Sunday, June 24, 2007

Vacare Brain

After today's sermon I need a "vacatio" (per Webster, etymology: Middle English vacacioun, from Anglo-French vacacion, from Latin vacation-, vacatio, freedom, exemption). The wonderful thing about Latin is that since there are no Latins left, we can argue the meanings of their words endlessly. I think Charlie meant to say during the announcements that vacation derives from "vacare" which means lack, to be free of, as in vacant, or vacuum. Therefore, we are excused (with the Church's blessing) to take some time off and be vacant. My mind went vacant after the first 10 minutes. The rest of the time I had a nice vacation without ever leaving my pew.

1 comment:

  1. In my best seminary Latin: Vox populi suprema lex esto.

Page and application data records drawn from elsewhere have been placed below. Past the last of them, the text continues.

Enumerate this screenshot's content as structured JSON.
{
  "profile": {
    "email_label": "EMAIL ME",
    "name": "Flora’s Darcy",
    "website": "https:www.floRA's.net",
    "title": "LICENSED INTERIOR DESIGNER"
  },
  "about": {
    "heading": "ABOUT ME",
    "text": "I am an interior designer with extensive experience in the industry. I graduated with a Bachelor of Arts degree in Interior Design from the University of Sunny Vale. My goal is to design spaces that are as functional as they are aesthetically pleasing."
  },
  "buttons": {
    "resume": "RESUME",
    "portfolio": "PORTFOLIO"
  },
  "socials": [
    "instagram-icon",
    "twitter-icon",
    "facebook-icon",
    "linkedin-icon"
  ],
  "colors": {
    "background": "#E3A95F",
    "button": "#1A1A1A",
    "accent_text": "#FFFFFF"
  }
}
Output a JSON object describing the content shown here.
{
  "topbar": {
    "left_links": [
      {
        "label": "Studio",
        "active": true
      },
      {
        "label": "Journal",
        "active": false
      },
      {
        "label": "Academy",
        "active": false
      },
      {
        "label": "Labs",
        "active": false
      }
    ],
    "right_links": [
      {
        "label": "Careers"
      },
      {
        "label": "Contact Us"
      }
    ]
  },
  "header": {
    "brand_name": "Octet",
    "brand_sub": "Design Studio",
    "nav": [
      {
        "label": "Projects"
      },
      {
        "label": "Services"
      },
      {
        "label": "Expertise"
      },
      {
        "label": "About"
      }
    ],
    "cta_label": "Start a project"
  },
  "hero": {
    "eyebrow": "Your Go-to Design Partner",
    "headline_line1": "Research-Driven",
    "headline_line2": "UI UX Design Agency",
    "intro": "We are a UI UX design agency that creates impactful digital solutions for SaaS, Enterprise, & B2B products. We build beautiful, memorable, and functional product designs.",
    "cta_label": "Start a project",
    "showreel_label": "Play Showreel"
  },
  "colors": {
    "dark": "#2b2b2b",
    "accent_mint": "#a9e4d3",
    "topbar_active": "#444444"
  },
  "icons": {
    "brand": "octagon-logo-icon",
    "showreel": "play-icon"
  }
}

    I use this phrase because I don't know how to say "squeaky wheel" in Latin. Nonetheless, mirabile dictu, word from the vestry is that the idea of lowering the altar has been abandoned.